Entries from a dataset of interfaces
------------------------------

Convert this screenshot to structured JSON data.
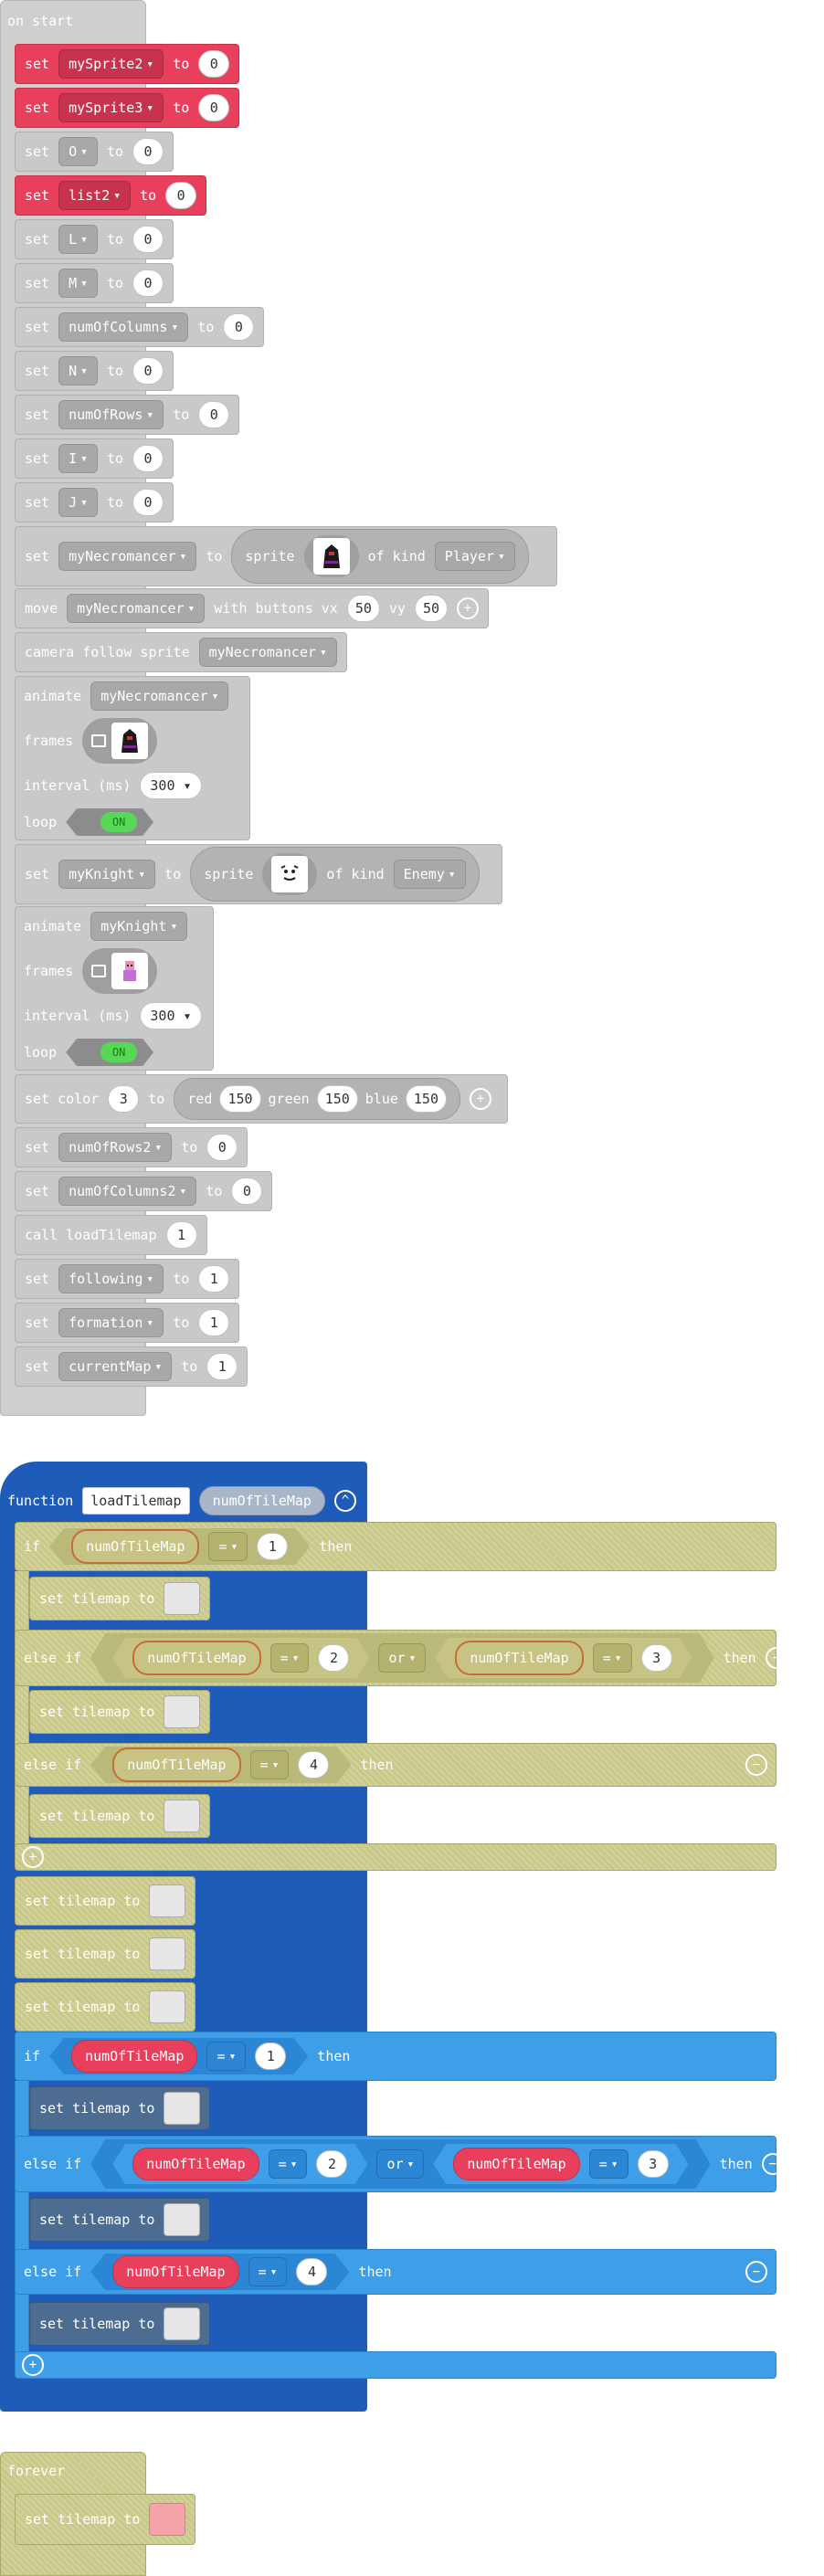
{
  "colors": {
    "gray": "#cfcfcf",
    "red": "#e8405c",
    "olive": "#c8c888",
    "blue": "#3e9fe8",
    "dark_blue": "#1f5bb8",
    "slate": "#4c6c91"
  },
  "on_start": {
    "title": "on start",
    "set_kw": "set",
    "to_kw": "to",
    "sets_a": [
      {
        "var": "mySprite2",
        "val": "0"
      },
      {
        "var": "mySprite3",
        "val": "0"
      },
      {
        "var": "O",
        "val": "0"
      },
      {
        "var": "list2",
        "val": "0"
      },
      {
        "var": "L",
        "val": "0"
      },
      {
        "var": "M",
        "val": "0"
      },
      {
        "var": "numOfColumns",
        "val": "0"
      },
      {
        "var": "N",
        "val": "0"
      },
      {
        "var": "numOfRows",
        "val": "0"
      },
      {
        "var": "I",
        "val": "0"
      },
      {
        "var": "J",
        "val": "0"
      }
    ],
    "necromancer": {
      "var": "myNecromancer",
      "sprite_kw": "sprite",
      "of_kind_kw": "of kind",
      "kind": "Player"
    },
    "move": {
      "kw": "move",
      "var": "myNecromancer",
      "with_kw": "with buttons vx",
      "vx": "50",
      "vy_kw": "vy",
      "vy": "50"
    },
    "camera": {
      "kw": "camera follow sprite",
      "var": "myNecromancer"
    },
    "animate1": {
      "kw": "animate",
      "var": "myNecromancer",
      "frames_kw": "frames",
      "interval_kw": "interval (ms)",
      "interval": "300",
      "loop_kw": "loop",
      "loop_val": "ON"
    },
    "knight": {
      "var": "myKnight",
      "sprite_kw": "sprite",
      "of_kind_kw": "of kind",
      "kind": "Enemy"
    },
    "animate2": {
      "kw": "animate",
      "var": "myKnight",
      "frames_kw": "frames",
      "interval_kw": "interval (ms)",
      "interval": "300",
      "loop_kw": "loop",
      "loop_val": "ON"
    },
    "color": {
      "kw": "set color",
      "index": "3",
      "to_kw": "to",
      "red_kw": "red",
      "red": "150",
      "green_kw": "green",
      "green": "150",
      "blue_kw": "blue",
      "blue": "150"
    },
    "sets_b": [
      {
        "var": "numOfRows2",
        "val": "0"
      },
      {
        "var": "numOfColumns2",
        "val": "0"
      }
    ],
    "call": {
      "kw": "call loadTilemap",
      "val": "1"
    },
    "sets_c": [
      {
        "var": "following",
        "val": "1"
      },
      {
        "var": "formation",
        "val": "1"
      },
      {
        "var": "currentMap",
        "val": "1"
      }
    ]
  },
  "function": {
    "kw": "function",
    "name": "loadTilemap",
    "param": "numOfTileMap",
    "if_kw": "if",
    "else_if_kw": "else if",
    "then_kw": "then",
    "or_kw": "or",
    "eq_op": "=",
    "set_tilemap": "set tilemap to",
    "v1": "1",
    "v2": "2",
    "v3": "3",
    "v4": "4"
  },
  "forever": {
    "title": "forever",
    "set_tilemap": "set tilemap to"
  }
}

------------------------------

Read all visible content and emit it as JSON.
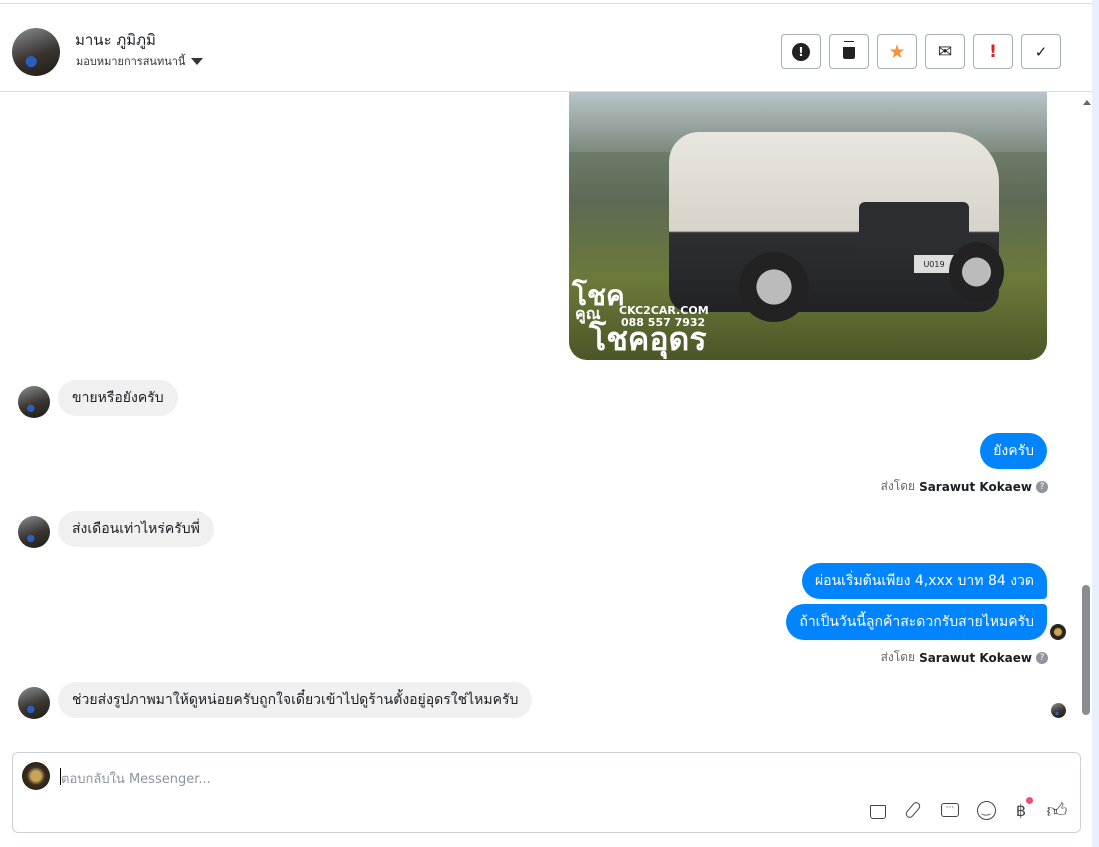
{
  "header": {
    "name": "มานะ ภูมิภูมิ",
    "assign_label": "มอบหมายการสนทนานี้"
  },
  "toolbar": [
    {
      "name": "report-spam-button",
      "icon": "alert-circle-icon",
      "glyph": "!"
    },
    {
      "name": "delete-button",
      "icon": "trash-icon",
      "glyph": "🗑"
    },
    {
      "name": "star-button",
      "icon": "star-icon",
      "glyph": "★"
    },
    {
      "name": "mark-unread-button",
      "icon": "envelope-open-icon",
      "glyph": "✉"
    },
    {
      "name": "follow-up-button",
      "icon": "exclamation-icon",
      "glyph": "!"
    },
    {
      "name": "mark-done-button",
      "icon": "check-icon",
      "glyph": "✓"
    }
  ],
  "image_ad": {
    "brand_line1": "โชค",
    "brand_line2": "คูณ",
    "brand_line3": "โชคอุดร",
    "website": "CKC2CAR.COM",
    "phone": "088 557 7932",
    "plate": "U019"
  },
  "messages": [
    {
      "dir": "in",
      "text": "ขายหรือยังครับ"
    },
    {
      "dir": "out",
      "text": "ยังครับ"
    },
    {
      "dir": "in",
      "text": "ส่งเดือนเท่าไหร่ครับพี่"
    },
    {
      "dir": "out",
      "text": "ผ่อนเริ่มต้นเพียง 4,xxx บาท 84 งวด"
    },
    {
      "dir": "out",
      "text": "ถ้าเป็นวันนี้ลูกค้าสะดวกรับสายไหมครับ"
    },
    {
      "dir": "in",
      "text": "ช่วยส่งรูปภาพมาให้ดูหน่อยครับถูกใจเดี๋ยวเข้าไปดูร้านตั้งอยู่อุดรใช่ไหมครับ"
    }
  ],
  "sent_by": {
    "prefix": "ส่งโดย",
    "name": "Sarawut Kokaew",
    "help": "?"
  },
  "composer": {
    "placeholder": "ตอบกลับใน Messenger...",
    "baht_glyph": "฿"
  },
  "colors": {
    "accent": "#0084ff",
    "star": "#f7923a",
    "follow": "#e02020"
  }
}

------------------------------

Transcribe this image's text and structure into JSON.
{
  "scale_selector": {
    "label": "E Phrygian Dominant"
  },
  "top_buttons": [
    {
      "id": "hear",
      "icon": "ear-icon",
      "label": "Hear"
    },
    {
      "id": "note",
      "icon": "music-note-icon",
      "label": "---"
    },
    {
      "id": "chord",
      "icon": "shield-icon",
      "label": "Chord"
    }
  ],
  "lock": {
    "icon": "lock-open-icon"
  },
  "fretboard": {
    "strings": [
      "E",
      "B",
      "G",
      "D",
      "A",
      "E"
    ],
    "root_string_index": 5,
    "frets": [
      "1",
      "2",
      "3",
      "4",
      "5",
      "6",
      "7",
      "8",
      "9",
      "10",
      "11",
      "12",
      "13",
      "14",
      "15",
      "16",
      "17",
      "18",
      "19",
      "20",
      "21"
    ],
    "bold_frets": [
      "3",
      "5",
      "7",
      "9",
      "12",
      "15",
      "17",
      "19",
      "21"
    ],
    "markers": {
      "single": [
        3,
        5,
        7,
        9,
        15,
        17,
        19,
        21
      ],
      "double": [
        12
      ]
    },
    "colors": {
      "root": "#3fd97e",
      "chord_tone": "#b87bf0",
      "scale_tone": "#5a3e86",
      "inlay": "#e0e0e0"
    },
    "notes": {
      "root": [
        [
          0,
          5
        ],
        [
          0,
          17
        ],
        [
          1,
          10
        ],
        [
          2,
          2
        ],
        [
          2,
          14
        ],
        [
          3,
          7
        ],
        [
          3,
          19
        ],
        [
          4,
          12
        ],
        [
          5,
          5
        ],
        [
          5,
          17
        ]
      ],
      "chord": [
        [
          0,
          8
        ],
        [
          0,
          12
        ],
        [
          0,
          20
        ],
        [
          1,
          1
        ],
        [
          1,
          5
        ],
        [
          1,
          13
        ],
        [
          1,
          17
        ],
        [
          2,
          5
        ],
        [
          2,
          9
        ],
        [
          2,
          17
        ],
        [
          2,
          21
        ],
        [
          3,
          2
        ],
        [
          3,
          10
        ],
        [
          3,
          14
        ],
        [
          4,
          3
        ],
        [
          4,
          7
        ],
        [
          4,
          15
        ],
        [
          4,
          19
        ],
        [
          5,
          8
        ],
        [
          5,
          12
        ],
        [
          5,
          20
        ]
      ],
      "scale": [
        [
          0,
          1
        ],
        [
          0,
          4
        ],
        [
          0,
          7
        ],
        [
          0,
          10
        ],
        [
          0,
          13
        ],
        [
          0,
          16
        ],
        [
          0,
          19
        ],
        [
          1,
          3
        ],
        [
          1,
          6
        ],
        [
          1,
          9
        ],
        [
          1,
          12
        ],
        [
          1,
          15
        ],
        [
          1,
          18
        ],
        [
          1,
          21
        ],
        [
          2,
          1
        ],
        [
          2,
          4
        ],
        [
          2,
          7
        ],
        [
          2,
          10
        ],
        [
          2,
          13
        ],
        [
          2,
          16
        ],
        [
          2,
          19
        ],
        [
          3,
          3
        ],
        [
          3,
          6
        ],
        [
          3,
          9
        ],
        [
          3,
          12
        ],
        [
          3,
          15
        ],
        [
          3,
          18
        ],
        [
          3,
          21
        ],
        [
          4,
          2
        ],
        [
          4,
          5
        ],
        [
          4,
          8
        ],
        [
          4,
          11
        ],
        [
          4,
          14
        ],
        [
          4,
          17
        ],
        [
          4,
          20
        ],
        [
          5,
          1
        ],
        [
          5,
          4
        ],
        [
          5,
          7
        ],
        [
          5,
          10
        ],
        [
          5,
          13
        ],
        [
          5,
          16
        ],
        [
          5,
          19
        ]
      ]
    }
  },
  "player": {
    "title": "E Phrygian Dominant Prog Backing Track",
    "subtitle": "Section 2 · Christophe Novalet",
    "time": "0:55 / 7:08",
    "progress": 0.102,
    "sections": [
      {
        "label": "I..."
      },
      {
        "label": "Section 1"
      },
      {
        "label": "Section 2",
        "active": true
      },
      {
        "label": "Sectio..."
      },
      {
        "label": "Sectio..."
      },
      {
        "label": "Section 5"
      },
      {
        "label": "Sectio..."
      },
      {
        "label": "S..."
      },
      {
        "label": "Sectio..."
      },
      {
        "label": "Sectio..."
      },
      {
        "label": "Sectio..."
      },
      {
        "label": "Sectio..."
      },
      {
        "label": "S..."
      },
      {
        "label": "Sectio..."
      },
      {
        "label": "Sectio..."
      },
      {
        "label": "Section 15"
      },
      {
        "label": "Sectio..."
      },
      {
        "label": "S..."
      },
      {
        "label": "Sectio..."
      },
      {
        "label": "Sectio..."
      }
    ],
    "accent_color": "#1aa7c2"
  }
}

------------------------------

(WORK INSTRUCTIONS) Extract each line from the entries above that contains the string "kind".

(RESPONSE BOX)
      "of_kind_kw": "of kind",
      "kind": "Player"
      "of_kind_kw": "of kind",
      "kind": "Enemy"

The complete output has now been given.